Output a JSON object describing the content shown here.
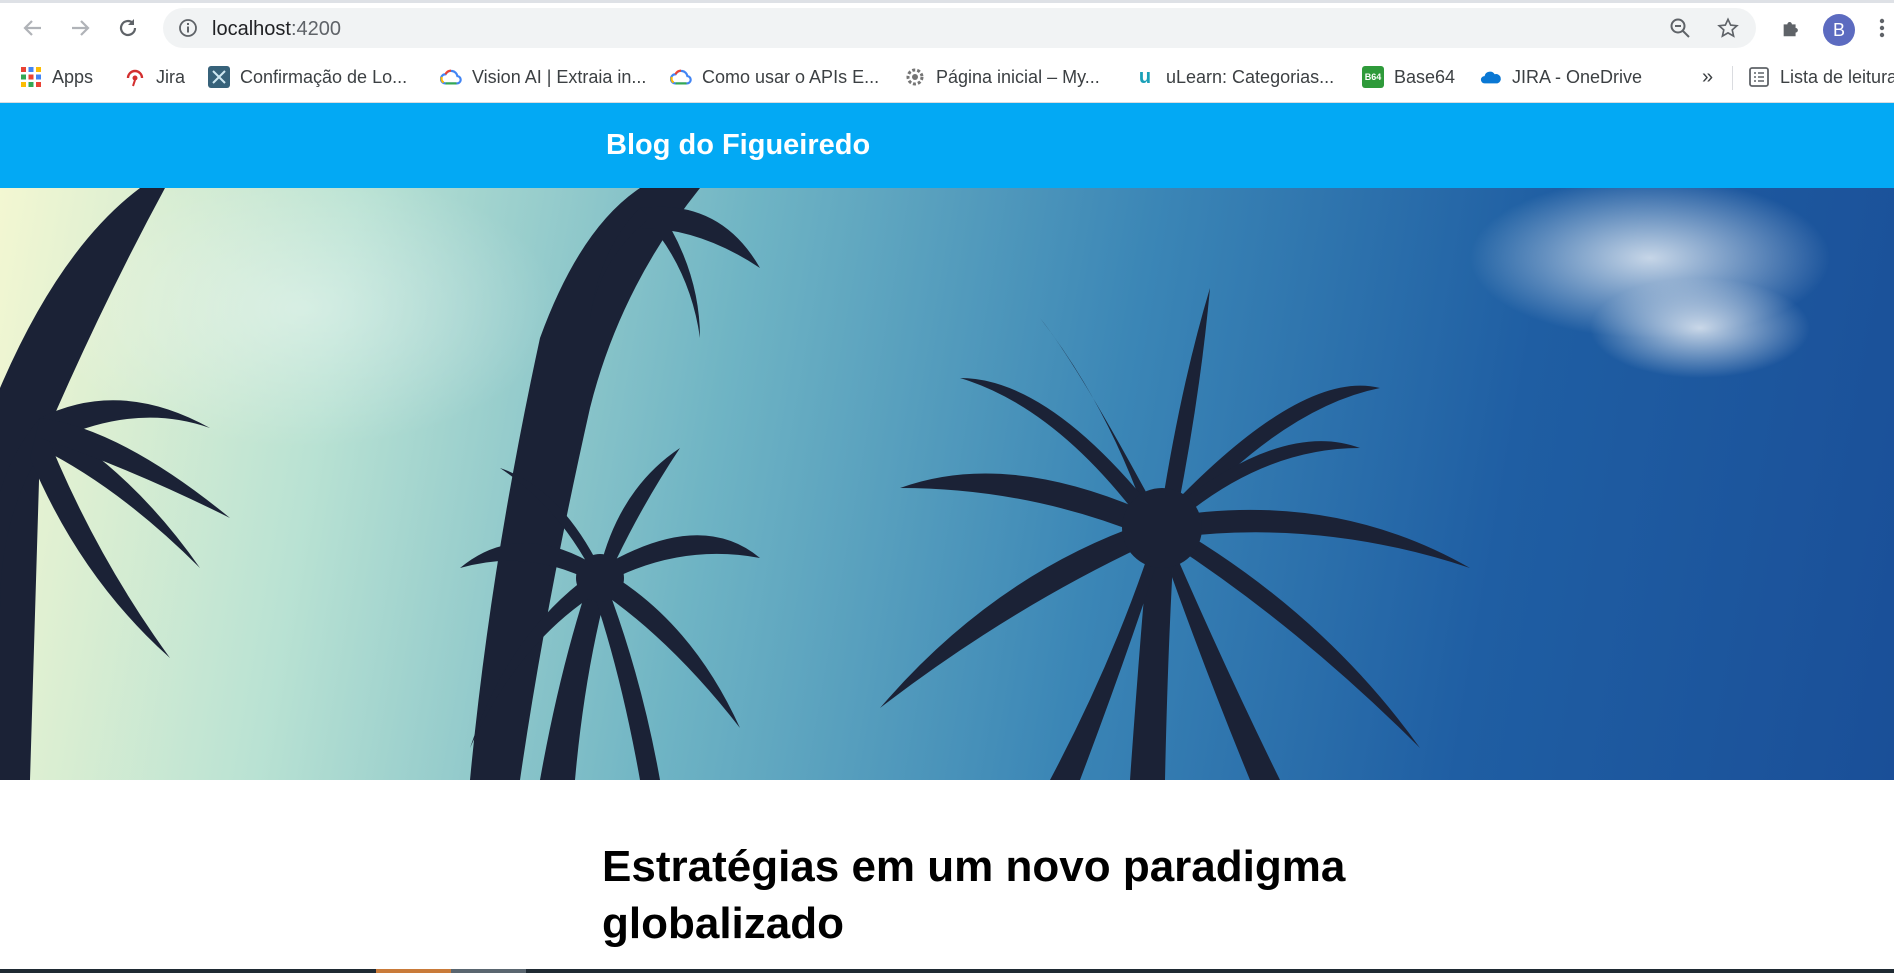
{
  "browser": {
    "url_host": "localhost",
    "url_port": ":4200",
    "profile_initial": "B",
    "overflow_chevron": "»",
    "bookmarks": [
      {
        "label": "Apps",
        "icon": "apps-grid-icon"
      },
      {
        "label": "Jira",
        "icon": "jira-icon"
      },
      {
        "label": "Confirmação de Lo...",
        "icon": "tool-icon"
      },
      {
        "label": "Vision AI | Extraia in...",
        "icon": "google-cloud-icon"
      },
      {
        "label": "Como usar o APIs E...",
        "icon": "google-cloud-icon"
      },
      {
        "label": "Página inicial – My...",
        "icon": "gear-icon"
      },
      {
        "label": "uLearn: Categorias...",
        "icon": "ulearn-icon"
      },
      {
        "label": "Base64",
        "icon": "base64-icon"
      },
      {
        "label": "JIRA - OneDrive",
        "icon": "onedrive-icon"
      }
    ],
    "reading_list_label": "Lista de leitura",
    "base64_badge": "B64",
    "ulearn_glyph": "u"
  },
  "page": {
    "header_title": "Blog do Figueiredo",
    "header_color": "#03a9f4",
    "post_title": "Estratégias em um novo paradigma globalizado"
  }
}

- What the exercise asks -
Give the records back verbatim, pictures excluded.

- Exercise output -
Output a JSON object describing the content shown here.
{
  "browser": {
    "url_host": "localhost",
    "url_port": ":4200",
    "profile_initial": "B",
    "overflow_chevron": "»",
    "bookmarks": [
      {
        "label": "Apps",
        "icon": "apps-grid-icon"
      },
      {
        "label": "Jira",
        "icon": "jira-icon"
      },
      {
        "label": "Confirmação de Lo...",
        "icon": "tool-icon"
      },
      {
        "label": "Vision AI | Extraia in...",
        "icon": "google-cloud-icon"
      },
      {
        "label": "Como usar o APIs E...",
        "icon": "google-cloud-icon"
      },
      {
        "label": "Página inicial – My...",
        "icon": "gear-icon"
      },
      {
        "label": "uLearn: Categorias...",
        "icon": "ulearn-icon"
      },
      {
        "label": "Base64",
        "icon": "base64-icon"
      },
      {
        "label": "JIRA - OneDrive",
        "icon": "onedrive-icon"
      }
    ],
    "reading_list_label": "Lista de leitura",
    "base64_badge": "B64",
    "ulearn_glyph": "u"
  },
  "page": {
    "header_title": "Blog do Figueiredo",
    "header_color": "#03a9f4",
    "post_title": "Estratégias em um novo paradigma globalizado"
  }
}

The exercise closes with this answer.